particular these works have been influenced by
especially the Demonstrate Evangelica. We sho
Eusebius was about 40 years old when Athan
famous and influential writer when Athana
theology. Perhaps this failure must be explaine
vious dislike of Athanasius, which especially

This content downloaded from on Wed, 17 Jan 2018 10:18:56 UTC
All use subject to http://about.jstor.org/terms
de novis libris iudicia 221

his description of Athanasius' political

itself, he maintained the popular support w
outset and buttressed his position by o
mafia. In later years, if he so desired, h
prevent the orderly administration of th
gangster, he evoked widespread mistru
nocence?and usually succeeded in evadi
charges" (230). Speaking about the th
Theologia Ecclesiastica, completed in the p
Constantine (May 22, 337) and Euseb
339), Barnes says that even the most casu
that what Eusebius claims to be ecclesiasti
Arian orthodoxy" (265). I admit that t
Arianer, sondern Origenist" is not perf
that Eusebius was in fact an Arian doe
perception nor, what is more important, t
of the time. Barnes's book shows once
comprehensive study of the theology of E
and theological context.
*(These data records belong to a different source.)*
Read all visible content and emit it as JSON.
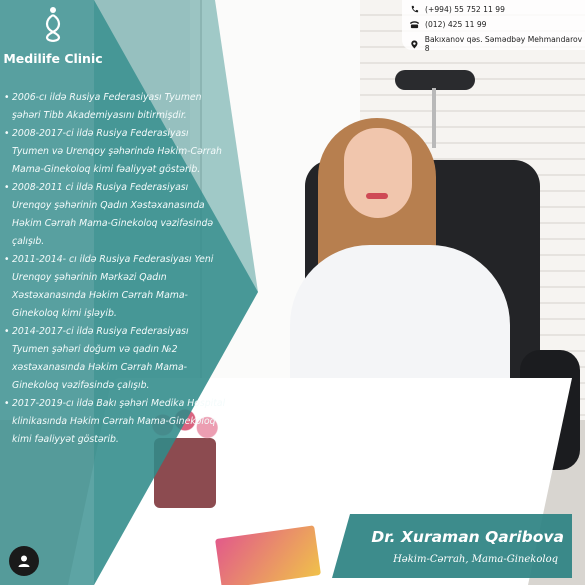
{
  "brand": {
    "name": "Medilife Clinic",
    "logo_icon": "medilife-logo-icon"
  },
  "contacts": {
    "phone_mobile": "(+994) 55 752 11 99",
    "phone_landline": "(012) 425 11 99",
    "address": "Bakıxanov qəs. Səmədbəy Mehmandarov 8"
  },
  "bio": [
    "2006-cı ildə Rusiya Federasiyası Tyumen şəhəri Tibb Akademiyasını bitirmişdir.",
    "2008-2017-ci ildə Rusiya Federasiyası Tyumen və Urenqoy şəhərində Həkim-Cərrah Mama-Ginekoloq kimi fəaliyyət göstərib.",
    "2008-2011 ci ildə Rusiya Federasiyası Urenqoy şəhərinin Qadın Xəstəxanasında Həkim Cərrah Mama-Ginekoloq vəzifəsində çalışıb.",
    "2011-2014- cı ildə Rusiya Federasiyası Yeni Urenqoy şəhərinin Mərkəzi Qadın Xəstəxanasında Həkim Cərrah Mama-Ginekoloq kimi işləyib.",
    "2014-2017-ci ildə Rusiya Federasiyası Tyumen şəhəri doğum və qadın №2 xəstəxanasında Həkim Cərrah Mama-Ginekoloq vəzifəsində çalışıb.",
    "2017-2019-cı ildə Bakı şəhəri Medika Hospital klinikasında Həkim Cərrah Mama-Ginekoloq kimi fəaliyyət göstərib."
  ],
  "doctor": {
    "name": "Dr. Xuraman Qaribova",
    "title": "Həkim-Cərrah, Mama-Ginekoloq"
  },
  "colors": {
    "teal": "#308b8a",
    "white": "#ffffff"
  },
  "icons": [
    "medilife-logo-icon",
    "phone-icon",
    "landline-icon",
    "location-pin-icon",
    "profile-icon"
  ]
}
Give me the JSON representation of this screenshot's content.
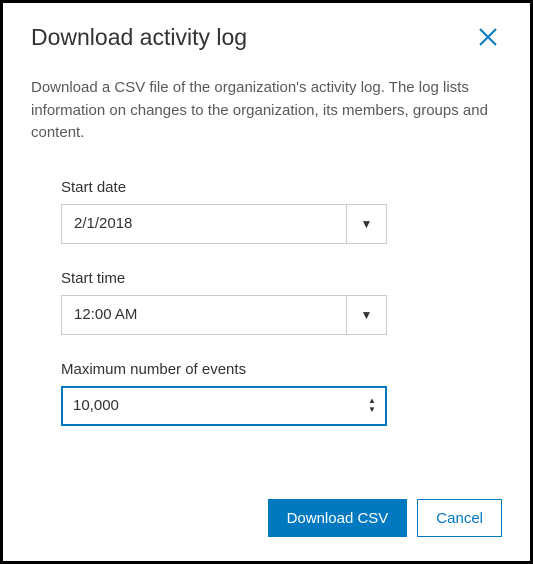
{
  "dialog": {
    "title": "Download activity log",
    "description": "Download a CSV file of the organization's activity log. The log lists information on changes to the organization, its members, groups and content."
  },
  "fields": {
    "start_date": {
      "label": "Start date",
      "value": "2/1/2018"
    },
    "start_time": {
      "label": "Start time",
      "value": "12:00 AM"
    },
    "max_events": {
      "label": "Maximum number of events",
      "value": "10,000"
    }
  },
  "actions": {
    "download": "Download CSV",
    "cancel": "Cancel"
  }
}
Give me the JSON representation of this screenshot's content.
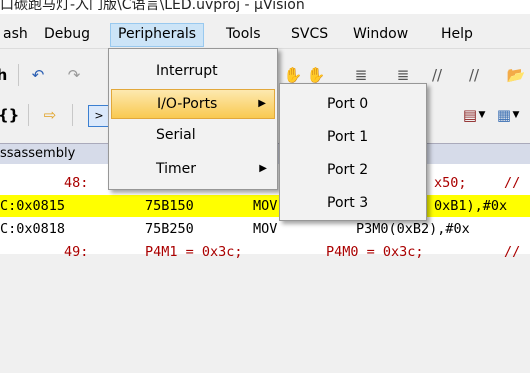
{
  "window": {
    "title": "口碳跑马灯-入门版\\C语言\\LED.uvproj - µVision"
  },
  "menubar": {
    "items": [
      "ash",
      "Debug",
      "Peripherals",
      "Tools",
      "SVCS",
      "Window",
      "Help"
    ]
  },
  "panel": {
    "title": "ssassembly"
  },
  "peripherals_menu": {
    "interrupt": "Interrupt",
    "io_ports": "I/O-Ports",
    "serial": "Serial",
    "timer": "Timer"
  },
  "io_ports_submenu": {
    "port0": "Port 0",
    "port1": "Port 1",
    "port2": "Port 2",
    "port3": "Port 3"
  },
  "disassembly": [
    {
      "addr": "",
      "code": "48:",
      "mnemonic": "",
      "operands": "x50;",
      "comment": "//"
    },
    {
      "addr": "C:0x0815",
      "code": "75B150",
      "mnemonic": "MOV",
      "operands": "0xB1),#0x",
      "comment": ""
    },
    {
      "addr": "C:0x0818",
      "code": "75B250",
      "mnemonic": "MOV",
      "operands": "P3M0(0xB2),#0x",
      "comment": ""
    },
    {
      "addr": "",
      "code": "49:",
      "mnemonic": "P4M1 = 0x3c;",
      "operands": "P4M0 = 0x3c;",
      "comment": "//"
    }
  ],
  "colors": {
    "highlight": "#ffff00",
    "menu_hover": "#f9c950",
    "source_line": "#aa0000"
  }
}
The thesis of H. B
Eusebius von Caesarea, Amsterdam 1939, r
too descriptive and neglects too much the
of the theological controversies. Unfortun
the gap.
Constantine and Eusebius is a fascinating book, indeed, but its
author shows himself more a historian than a theologian: his
historical observations, also those on Eusebius' career and writings,
are almost always illuminating, original and to the point, but he
does not seem to have penetrated deeply enough into the history of
theological speculation between, say, A.D. 230 and 330.
Utrecht, Faculty of Theology R. van den Broek

P. Keresztes, Constantine: A Great Christian Monarch

and Apostle. Amsterdam, J. C. Gieben, 1981. 218 pp. Pr.
Gld 45,?.

I have never read a book so depraved by the biases of its author

as this treatment of Constantine's personal beliefs and his imperial
administration relating to the Christian Church. For some reason,
the author feels himself compelled to defend the first Christian
emperor against the host of writers, ancient and modern, who have

Mnemosyne, Vol. XXXIX, Fase. 1-2 (1986)

This content downloaded from on Wed, 17 Jan 2018 10:18:56 UTC
All use subject to http://about.jstor.org/terms